Consulting Fellow: Defence Science and Technology Laboratory
Alumnus Edward graduated with a degree in Mathematics in 1998. Edward has held a number of senior positions in the Defence Science and Technology Laboratory and has a developed a real passion for promoting diversity in STEM. He is also a Visiting Professor within the University's Wolfson School of Mechanical, Electrical and Manufacturing Engineering.
I chose to study at Loughborough because its mathematical sciences department was known as a centre of excellence in applied mathematics, an area which particularly interested me (and still does!) A supplementary factor was that as someone who grew up in rural East Anglia, the green spaces on the campus and in the surrounding Leicestershire countryside were less intimidating than some city-centre universities.
The breadth of applied mathematics covered by my degree were an excellent preparation for my work as a scientist in the public sector. The modules studying the mathematics of areas like fluid and solid mechanics, relativity, quantum, cosmology and neural networks gave insights into subjects like engineering, physics and even biology, this has meant that I have been able to move easily between specialist and generalist scientific leadership roles with, at the least, some language familiarity.
Would there be one piece of advice that you would give to current or prospective students looking to study the same course that you did?
Only study it if you have a real passion for mathematics and its applications, and if you do decide to study maths then do embrace the links between mathematics, other STEM subjects and even the arts.
Did you take part in any extra-curricular activities during your studies? If so, how did this impact upon your Loughborough experience?
I was vice-president of Loughborough Students’ Ballroom Dancing Society and met my now wife in this society. We still enjoy taking to the dance floor at weddings and similar events!
I work for the Defence Science and Technology Laboratory (Dstl), which brings together the defence and security S&T community, including industry, academia, wider government and international partners, to provide sensitive and specialist S&T services to the Ministry of Defence and wider government.
I joined Dstl’s predecessor organisation as a mathematical modeller on graduating, and as the modelling was of materials I was sponsored to study a Post-Graduate Diploma in Materials for Engineering Applications at the University of Surrey. I subsequently became a staff officer to one of Dstl’s directors, essentially helping them plan their time, taking minutes of their meetings, preparing presentations and organising events.
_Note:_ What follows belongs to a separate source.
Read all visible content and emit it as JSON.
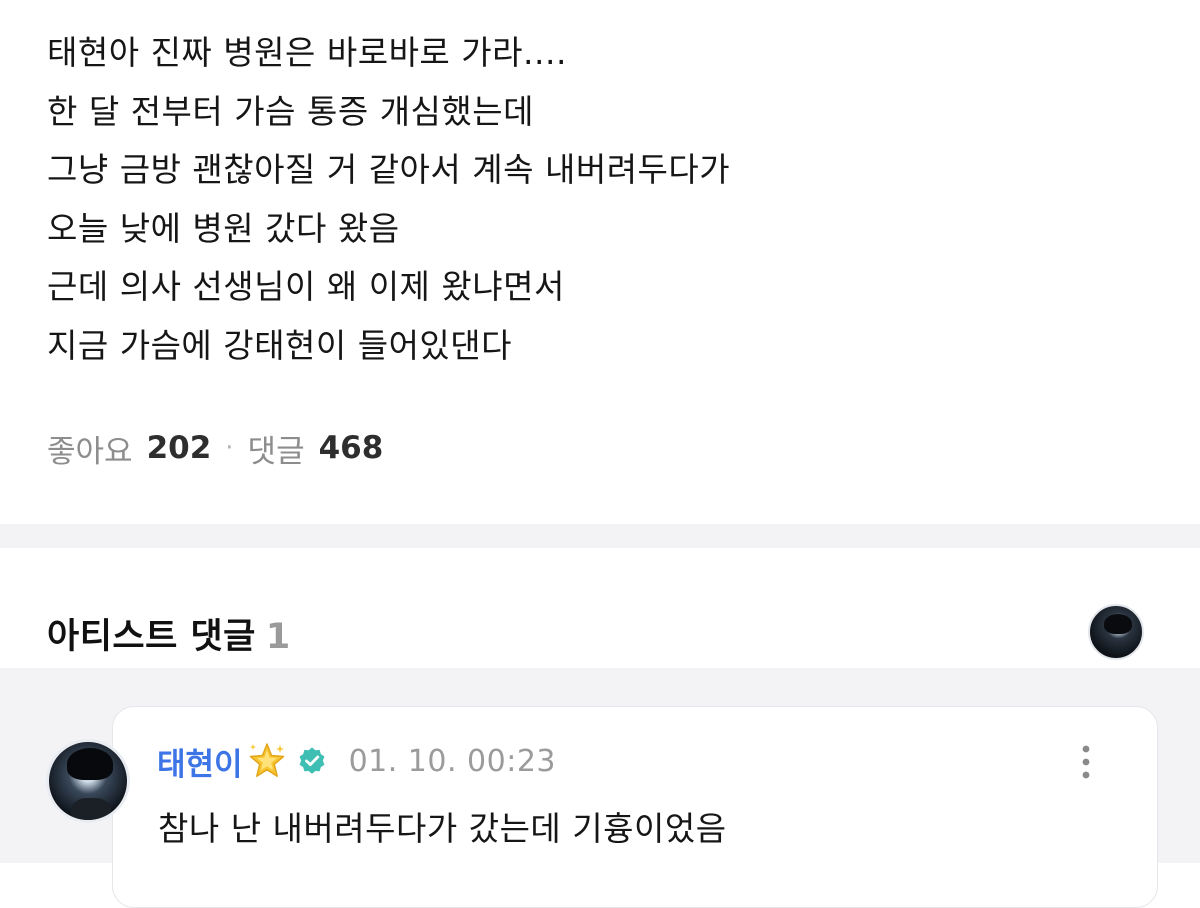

I then became an operational researcher, and led both near term research supporting UK forces on operations and more long term research to support major procurement decisions. I then became a team leader, and spent four years leading two teams of operational researchers that provided support to the UK Military in procurement decisions. I was then appointed Programme Manager for Air Enabling Capabilities and Technologies, when I led all of the MOD’s scientific research into aircraft safety.
Finally, in my current role, I am leading elements of the Dstl strategy to use UK S&T capabilities more effectively and efficiently by building partnerships and better ways of working.
I love the breadth of my current job, one day I will be discussing electronic engineering facilities and the next could be discussing ships that are used for maritime trials. I also get to travel both in the UK and occasionally overseas, which adds variety to life. I am an enthusiastic mentor and love this aspect of my work, listening to more junior colleagues and encouraging and enabling their development.
I expect to be carrying out my current role for at least another year, then I hope to get another role that plays to my strengths in leadership and building S&T capabilities through partnering. I have recently been asked to join Loughborough University School of Science’s Industrial Advisory Board, and I have also been asked to speak in the Mathematical Sciences department about public sector careers in maths, and am looking forward to spending time on campus and rekindling my Loughborough links.
I was awarded the Iraq Medal for a three-month deployment to Iraq conducting operational research for UK forces based in Basra.
I hold Fellowships in the Institute of Mathematics and its Applications, the Royal Aeronautical Society and the Royal Society of the Arts, and I am a Chartered Mathematician and Scientist. Outside work I am a non-executive director and trustee of an arts-based charity and a Governor and non-executive director of the University of Winchester.